When he tried sketching in Albania around 1849, Edward Lear (British, 1812-1888) encountered some opposition from the local residents.
"No sooner had I settled to draw than forth came the populace of Elbassán, one by one, and two by two, to a mighty host they grew, and there were soon from eighty to a hundred spectators collected, with earnest curiosity in every look; and when I had sketched such of the principal buildings as they could recognize, a universal shout of 'Shaitán!' (Devil) burst from the crowd; and strange to relate, the greater part of the mob put their fingers into their mouths and whistled furiously, after the manner of butcher-boys in England."
"Whether this was a sort of spell against my magic I do not know...[Later] one of those tiresome Dervíshes—in whom, with their green turbans, Elbassán is rich—soon came up, and yelled, 'Shaitán scroo!—Shaitán!' ('The Devil draws! Devil!') in my ears with all his force; seizing my [sketch]book also, with an awful frown, shutting it, and pointing to the sky, as intimating that heaven would not allow such impiety. It was in vain after this to attempt more; the 'Shaitán' cry was raised in one wild chorus—and I took the consequences of having laid by my fez for comfort's sake—in the shape of a horrible shower of stones, which pursued me to the covered streets..."

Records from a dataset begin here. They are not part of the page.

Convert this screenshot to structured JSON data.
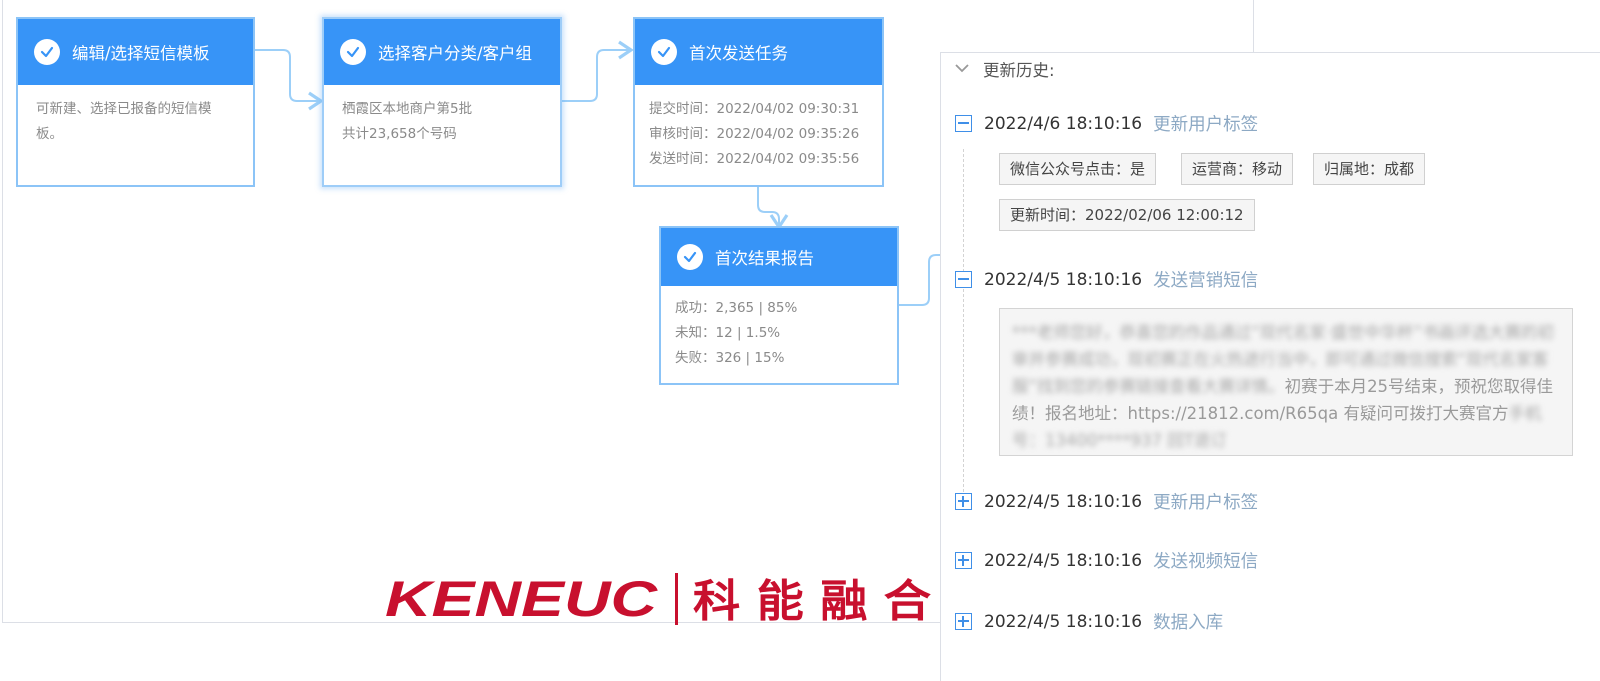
{
  "flow": {
    "cards": [
      {
        "title": "编辑/选择短信模板",
        "lines": [
          "可新建、选择已报备的短信模",
          "板。"
        ]
      },
      {
        "title": "选择客户分类/客户组",
        "lines": [
          "栖霞区本地商户第5批",
          "共计23,658个号码"
        ]
      },
      {
        "title": "首次发送任务",
        "lines": [
          "提交时间：2022/04/02  09:30:31",
          "审核时间：2022/04/02  09:35:26",
          "发送时间：2022/04/02  09:35:56"
        ]
      },
      {
        "title": "首次结果报告",
        "lines": [
          "成功：2,365 | 85%",
          "未知：12 | 1.5%",
          "失败：326 | 15%"
        ]
      }
    ]
  },
  "logo": {
    "brand": "KENEUC",
    "cn": "科 能 融 合",
    "color": "#c8102e"
  },
  "history": {
    "title": "更新历史:",
    "entries": [
      {
        "time": "2022/4/6 18:10:16",
        "type": "更新用户标签",
        "expanded": true,
        "tags": [
          "微信公众号点击：是",
          "运营商：移动",
          "归属地：成都",
          "更新时间：2022/02/06 12:00:12"
        ]
      },
      {
        "time": "2022/4/5 18:10:16",
        "type": "发送营销短信",
        "expanded": true,
        "message_blur": "***老师您好，恭喜您的作品通过“现代名家·盛世中华杯”书画评选大赛的初审并参赛成功，现初赛正在火热进行当中，即可通过微信搜索“现代名家客服”找到您的参赛链接查看大赛详情。",
        "message": "初赛于本月25号结束，预祝您取得佳绩！报名地址：https://21812.com/R65qa 有疑问可拨打大赛官方",
        "message_tail_blur": "手机号：13400****937 回T退订"
      },
      {
        "time": "2022/4/5 18:10:16",
        "type": "更新用户标签",
        "expanded": false
      },
      {
        "time": "2022/4/5 18:10:16",
        "type": "发送视频短信",
        "expanded": false
      },
      {
        "time": "2022/4/5 18:10:16",
        "type": "数据入库",
        "expanded": false
      }
    ]
  },
  "colors": {
    "accent": "#3794f7",
    "border": "#8cc4f7",
    "link": "#8da9c4"
  }
}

From Journals of a Landscape Painter in Albania (The Balkans) by Edward Lear